Concept Relationship Measures (If Any)
Stakeholders How effectively architects manage their primary stakeholders. SSAT (stakeholder satisfaction), NPS, architect ambassadors, CoE
Community How well the architects in the organization coordinate and communicate as one. CoE, basic architecture message, brand, professional level
Assignment How architects are aligned with work and products/projects. Ratio of architects to other staff types, project success, value dashboard
Competencies How skilled the architects are within the context that they are working. Competency dashboard, NPS, individual interactions, promotion based on measured competency mastery
Experimentation How rapidly architects respond, lead and relate to new ideas and innovation. Experiments run, idea triage, time to respond, number of business cases submitted
Roles/Lifecycle How architects are aligned with the organization and how roles are filled.
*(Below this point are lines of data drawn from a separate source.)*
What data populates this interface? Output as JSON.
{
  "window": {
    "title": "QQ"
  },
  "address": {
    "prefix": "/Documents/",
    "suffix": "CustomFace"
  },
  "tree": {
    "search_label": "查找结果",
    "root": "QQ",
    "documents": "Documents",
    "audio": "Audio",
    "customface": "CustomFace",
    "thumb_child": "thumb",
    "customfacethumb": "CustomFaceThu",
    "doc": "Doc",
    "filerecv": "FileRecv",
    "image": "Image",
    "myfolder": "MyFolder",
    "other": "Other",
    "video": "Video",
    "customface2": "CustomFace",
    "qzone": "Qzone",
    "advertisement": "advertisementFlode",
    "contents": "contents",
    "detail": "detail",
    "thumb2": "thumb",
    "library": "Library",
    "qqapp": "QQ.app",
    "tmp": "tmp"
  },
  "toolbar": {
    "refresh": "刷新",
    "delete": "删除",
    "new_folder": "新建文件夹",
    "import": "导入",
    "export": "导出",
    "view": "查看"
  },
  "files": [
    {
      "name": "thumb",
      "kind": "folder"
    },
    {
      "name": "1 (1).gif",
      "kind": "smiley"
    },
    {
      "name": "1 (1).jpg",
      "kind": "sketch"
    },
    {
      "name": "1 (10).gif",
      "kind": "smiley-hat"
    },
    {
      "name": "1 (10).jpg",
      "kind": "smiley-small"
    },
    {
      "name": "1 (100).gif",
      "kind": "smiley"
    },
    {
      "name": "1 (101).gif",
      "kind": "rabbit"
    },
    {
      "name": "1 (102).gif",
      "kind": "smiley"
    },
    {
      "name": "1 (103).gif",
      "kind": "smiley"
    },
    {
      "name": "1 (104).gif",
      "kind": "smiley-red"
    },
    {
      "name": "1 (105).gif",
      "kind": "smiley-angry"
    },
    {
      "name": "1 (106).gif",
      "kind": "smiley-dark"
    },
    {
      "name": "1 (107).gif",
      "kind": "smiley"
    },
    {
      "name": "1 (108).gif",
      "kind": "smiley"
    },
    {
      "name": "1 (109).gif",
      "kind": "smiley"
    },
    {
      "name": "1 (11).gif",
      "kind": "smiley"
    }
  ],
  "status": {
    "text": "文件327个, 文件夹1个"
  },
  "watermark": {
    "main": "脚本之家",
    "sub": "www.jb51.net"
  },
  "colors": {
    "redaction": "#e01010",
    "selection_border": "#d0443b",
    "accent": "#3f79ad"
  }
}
When and where do architects engage and to what depth. Effectiveness of architecture engagements, project/product success, trusted advisors, systems thinking, value dashboard, lifecycle ownership
Objectives How architects are aligned with organization vs individual outcomes. Value dashboard, traceability repository, measured by business outcomes
Scope/Coverage The amount of scope and impact the architects have and the amount of coverage of technology strategy to delivery. Percent architects to change initiatives, flexibility and adaptability of outcomes, stakeholder reviews/responses

Creating Digital Mindsets

It should be noted that architects alone cannot mature an organizations digital culture nor the entirety of the staff. This requires executive sponsorship and support at the board level. However, architects should function as catalysts for this dialog and trusted advisors/mentors wherever they interact with stakeholders and customers.

Executive/Employee Coaching

Not all architects fall into the full change agent category and that is good for the practice. However this needs to be decided in the Engagement Model based on a number of complex factors. See Creating an Engagement Model Step 1 for more information on that topic.

However a good percentage of the architecture practice should be engaged in changing hearts and minds to the digital mindset. The first step to changing minds is being open to communication and providing accurate and relevant information to the organization. It is not uncommon for architecture practices to hold internal and external coaching, training and information sessions.

Breaking the Barriers to Communication

The largest block to digital culture and mindset is the often predefined barriers to communication within the organization. For example, many organizations look down on ‘IT’ people talking to ‘business’ people in unofficial ways. In addition in many organizations there is a tendency to let the executives work it out before becoming proactive in following their directives. This kind of communication barrier breeds the fear of learning and reduces the organizations maturity. It is essential that architects play an active role in communicating to any and all types of staff they can reach.

Bottom-Up Mentoring

Many architects worry about not being able to reach executives, however, coaching and mentoring at the ‘bottom’ is often both more effective and more rewarding. Coaching teams in delivery, operations and support can have a larger impact on business delivery especially where Agility is another priority outcome for the organization.

Truth Above Convenience

As professionals it is the architects responsibility to give truth over convenience or preference. This does not mean being negative but that architects must specialize in the ability to deliver value and objectivity in reasoning to any stakeholder. This may mean being realistic that someone’s preferred direction is not actually the best solution to a problem or it may mean championing an unpopular opinion. Becoming a trusted advisor to the organization is a difficult process but ethically it is essential and will ultimately result in a much more powerful role for architects all the way from ideation to utilization of digital business.

References and further reading